  • There were portions that struck me as very gimmicky – the videogame screen with the lovers escaping the way Subbu and Sappai want to, for one. And then the oil-massage stretch with a naked Jackie. The quirk-factor, in these portions, wasn’t organic but overdetermined. “Look ma, how weird and wonderfully oddball I can be!”
  • But mostly otherwise, what vividly eccentric characters and situations! All of them! Jackie trying to learn that “Enakku elaneer pidikkum” is, in English, “I love tender coconut…” Jackie giving Ravi Krishna a couple of notes so that the latter can show his mistress a good time, and then yanking back a note… Ravi Krishna fearing that his life is about to end and then discovering that it’s just a couple of cans of water… Pasupathy running and thinking and thinking and running, reflecting on his plight and forming a course of action and slyly spoon-feeding the audience at the same time… The josiyar who you think will end up with a couple of bullets in his breast…

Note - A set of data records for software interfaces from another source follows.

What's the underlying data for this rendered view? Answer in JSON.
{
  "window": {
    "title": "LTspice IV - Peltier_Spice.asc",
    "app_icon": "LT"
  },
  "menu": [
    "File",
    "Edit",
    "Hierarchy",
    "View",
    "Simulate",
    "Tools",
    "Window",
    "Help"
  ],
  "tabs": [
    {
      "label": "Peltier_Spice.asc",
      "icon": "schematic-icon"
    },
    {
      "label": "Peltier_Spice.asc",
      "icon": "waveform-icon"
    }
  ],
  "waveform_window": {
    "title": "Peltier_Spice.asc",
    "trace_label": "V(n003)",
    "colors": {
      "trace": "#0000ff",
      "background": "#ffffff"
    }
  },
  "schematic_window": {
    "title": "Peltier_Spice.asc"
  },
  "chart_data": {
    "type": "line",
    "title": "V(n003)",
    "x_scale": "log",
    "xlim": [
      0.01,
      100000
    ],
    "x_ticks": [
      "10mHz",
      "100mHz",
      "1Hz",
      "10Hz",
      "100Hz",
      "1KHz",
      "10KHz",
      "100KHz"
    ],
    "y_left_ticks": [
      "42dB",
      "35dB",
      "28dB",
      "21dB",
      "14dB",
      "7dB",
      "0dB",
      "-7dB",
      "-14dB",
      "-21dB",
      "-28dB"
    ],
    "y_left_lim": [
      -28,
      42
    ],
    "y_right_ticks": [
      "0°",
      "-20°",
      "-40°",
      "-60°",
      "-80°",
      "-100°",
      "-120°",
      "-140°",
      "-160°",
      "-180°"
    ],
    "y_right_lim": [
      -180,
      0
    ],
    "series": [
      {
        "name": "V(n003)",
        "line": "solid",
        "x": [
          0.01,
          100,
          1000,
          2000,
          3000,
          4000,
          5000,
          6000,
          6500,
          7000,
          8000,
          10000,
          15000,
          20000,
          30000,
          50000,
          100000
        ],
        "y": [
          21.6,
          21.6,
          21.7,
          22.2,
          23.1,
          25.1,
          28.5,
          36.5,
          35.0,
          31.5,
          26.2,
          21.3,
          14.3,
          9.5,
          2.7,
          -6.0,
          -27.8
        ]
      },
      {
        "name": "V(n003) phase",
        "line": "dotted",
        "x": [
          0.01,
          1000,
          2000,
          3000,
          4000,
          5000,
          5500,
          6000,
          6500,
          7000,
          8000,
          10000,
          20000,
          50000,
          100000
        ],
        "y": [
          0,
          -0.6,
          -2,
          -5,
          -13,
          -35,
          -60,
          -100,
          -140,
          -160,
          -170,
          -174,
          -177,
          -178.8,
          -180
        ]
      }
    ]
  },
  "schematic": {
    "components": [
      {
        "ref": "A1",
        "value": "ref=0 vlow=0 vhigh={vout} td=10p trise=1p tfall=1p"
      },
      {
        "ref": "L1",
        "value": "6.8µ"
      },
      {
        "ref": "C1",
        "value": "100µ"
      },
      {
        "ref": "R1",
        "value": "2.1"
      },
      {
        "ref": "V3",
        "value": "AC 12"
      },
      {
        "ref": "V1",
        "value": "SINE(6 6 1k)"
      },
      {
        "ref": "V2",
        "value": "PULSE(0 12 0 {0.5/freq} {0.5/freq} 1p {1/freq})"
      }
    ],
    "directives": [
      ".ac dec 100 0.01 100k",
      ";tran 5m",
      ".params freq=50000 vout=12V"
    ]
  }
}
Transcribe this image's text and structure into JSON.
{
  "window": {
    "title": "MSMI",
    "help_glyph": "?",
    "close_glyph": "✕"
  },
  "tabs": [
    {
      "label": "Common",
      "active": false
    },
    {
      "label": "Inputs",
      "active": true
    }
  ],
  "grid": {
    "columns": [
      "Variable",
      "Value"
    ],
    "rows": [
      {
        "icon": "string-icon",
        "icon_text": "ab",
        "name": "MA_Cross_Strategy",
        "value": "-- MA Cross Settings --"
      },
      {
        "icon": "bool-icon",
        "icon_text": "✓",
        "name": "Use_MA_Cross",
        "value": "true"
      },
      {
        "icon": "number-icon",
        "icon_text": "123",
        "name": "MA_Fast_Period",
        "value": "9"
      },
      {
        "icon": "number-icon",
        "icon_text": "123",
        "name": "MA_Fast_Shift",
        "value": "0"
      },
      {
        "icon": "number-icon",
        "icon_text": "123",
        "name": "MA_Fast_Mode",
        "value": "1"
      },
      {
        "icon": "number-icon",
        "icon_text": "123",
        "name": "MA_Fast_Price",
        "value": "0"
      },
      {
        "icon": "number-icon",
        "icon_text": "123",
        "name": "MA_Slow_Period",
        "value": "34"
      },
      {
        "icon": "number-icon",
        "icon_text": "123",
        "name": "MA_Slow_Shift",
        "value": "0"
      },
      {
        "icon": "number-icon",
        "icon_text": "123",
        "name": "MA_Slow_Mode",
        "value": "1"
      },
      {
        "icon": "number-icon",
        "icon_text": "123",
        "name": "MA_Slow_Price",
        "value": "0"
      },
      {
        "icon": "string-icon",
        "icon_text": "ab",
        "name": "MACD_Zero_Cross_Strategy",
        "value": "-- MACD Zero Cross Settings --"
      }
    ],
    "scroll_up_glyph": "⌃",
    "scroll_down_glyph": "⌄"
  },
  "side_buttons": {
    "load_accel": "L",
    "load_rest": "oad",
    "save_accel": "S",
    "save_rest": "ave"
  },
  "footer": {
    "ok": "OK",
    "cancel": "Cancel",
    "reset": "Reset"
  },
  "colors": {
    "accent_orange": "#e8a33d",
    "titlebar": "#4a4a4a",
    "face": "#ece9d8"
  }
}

  • If every character had been so eccentric, so colourful, we would be left with a live-action cartoon with no sense of danger to anyone. That’s why Pasupathy is the straight guy, as normal as a film like this will allow someone to be. And that is why there had to be a normal underpinning as well, that of small creatures being devoured by bigger creatures, that of selfish survival, the dharma espoused at the film’s opening.
  • Kodukapuli’s father is one of the great losers in the cinema – his lines are often so funny that you’re laughing with him, and also at him. And yet, we don’t lose sight of the undefined affection between father and exasperated son – the care with which the son bathes and dresses the father and sprinkles a bit of good-luck vibhuti in his mouth, or that last line he delivers to Pasupathy, which makes you laugh and also makes you tear up a wee bit at the truth it contains about many fathers and sons. Pasupathy asks, “Unga appa-na romba pidikkuma?” And the boy replies, hesitating just a bit, “Appidi ille – aana avar engappa.” Bravo!
  • And speaking of lines, I don’t think I’ve seen many gangster movies that made me laugh more. A suspicious cop asks the driver of a car headed to Pondicherry to open his mouth and say aah. The wiseass driver replies, “Ippa dhaan sir porom” Hahahahaha! Also, vellakkaara mookkupodi? Awesome.

Copyright ©2011 Baradwaj Rangan. This article may not be reproduced in its entirety without permission. A link to this URL, instead, would be appreciated.